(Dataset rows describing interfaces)
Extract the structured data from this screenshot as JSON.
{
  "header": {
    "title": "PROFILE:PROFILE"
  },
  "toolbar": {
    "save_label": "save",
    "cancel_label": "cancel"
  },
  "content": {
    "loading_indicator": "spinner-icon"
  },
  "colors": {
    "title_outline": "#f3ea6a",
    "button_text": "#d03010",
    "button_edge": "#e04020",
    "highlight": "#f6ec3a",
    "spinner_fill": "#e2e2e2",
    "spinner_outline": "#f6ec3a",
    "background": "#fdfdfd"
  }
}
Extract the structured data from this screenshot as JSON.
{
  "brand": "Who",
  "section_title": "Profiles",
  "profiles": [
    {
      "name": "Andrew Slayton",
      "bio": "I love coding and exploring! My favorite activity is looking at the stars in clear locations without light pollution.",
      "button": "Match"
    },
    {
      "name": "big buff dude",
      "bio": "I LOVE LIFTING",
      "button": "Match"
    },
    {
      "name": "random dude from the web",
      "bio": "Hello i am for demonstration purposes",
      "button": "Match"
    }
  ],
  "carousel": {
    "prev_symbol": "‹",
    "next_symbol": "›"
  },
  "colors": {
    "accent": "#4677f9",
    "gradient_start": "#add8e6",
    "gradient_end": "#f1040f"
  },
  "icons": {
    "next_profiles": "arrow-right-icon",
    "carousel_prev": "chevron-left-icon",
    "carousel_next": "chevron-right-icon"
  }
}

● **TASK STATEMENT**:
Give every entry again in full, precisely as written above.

● **SOLUTION TO THE PROBLEM**:
Extract the structured data from this screenshot as JSON.
{
  "header": {
    "title": "PROFILE:PROFILE"
  },
  "toolbar": {
    "save_label": "save",
    "cancel_label": "cancel"
  },
  "content": {
    "loading_indicator": "spinner-icon"
  },
  "colors": {
    "title_outline": "#f3ea6a",
    "button_text": "#d03010",
    "button_edge": "#e04020",
    "highlight": "#f6ec3a",
    "spinner_fill": "#e2e2e2",
    "spinner_outline": "#f6ec3a",
    "background": "#fdfdfd"
  }
}
Extract the structured data from this screenshot as JSON.
{
  "brand": "Who",
  "section_title": "Profiles",
  "profiles": [
    {
      "name": "Andrew Slayton",
      "bio": "I love coding and exploring! My favorite activity is looking at the stars in clear locations without light pollution.",
      "button": "Match"
    },
    {
      "name": "big buff dude",
      "bio": "I LOVE LIFTING",
      "button": "Match"
    },
    {
      "name": "random dude from the web",
      "bio": "Hello i am for demonstration purposes",
      "button": "Match"
    }
  ],
  "carousel": {
    "prev_symbol": "‹",
    "next_symbol": "›"
  },
  "colors": {
    "accent": "#4677f9",
    "gradient_start": "#add8e6",
    "gradient_end": "#f1040f"
  },
  "icons": {
    "next_profiles": "arrow-right-icon",
    "carousel_prev": "chevron-left-icon",
    "carousel_next": "chevron-right-icon"
  }
}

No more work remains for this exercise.